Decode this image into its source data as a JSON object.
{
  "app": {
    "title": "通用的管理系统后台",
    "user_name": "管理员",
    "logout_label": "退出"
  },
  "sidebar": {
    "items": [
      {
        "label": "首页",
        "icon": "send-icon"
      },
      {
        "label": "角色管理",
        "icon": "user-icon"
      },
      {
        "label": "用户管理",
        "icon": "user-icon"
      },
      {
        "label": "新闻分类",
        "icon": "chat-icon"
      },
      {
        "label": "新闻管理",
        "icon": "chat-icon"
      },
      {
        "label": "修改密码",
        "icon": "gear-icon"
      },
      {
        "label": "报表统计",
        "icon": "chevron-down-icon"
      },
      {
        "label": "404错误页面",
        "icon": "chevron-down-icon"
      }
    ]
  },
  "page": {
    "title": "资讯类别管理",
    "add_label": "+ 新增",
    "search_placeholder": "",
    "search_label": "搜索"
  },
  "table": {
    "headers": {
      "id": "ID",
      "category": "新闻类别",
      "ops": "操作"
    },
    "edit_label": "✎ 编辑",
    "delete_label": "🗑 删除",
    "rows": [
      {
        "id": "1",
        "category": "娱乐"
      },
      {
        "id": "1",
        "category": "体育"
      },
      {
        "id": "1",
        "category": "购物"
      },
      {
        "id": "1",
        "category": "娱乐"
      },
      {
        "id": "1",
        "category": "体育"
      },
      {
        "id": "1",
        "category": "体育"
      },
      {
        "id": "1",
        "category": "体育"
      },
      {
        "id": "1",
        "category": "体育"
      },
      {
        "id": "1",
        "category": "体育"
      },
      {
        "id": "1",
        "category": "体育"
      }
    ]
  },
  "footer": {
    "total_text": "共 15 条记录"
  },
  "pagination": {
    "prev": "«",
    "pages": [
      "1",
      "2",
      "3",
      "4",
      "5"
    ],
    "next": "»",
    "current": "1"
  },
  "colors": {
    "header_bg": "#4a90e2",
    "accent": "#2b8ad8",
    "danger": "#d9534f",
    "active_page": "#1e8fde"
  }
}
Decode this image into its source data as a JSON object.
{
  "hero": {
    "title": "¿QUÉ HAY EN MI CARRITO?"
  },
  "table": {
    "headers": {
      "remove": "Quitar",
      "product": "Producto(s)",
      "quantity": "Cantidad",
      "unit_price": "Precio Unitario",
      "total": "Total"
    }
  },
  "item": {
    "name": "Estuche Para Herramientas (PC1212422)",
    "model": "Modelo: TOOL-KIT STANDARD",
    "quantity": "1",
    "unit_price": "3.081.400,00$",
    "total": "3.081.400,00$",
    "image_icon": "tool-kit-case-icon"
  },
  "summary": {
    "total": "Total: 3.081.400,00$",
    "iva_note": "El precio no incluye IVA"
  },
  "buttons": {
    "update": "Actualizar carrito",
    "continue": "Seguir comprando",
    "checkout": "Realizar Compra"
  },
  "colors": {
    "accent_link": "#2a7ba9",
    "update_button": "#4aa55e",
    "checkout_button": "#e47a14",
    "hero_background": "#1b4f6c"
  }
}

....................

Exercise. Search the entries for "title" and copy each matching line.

Answer to this problem.
    "title": "通用的管理系统后台",
    "title": "资讯类别管理",
    "title": "¿QUÉ HAY EN MI CARRITO?"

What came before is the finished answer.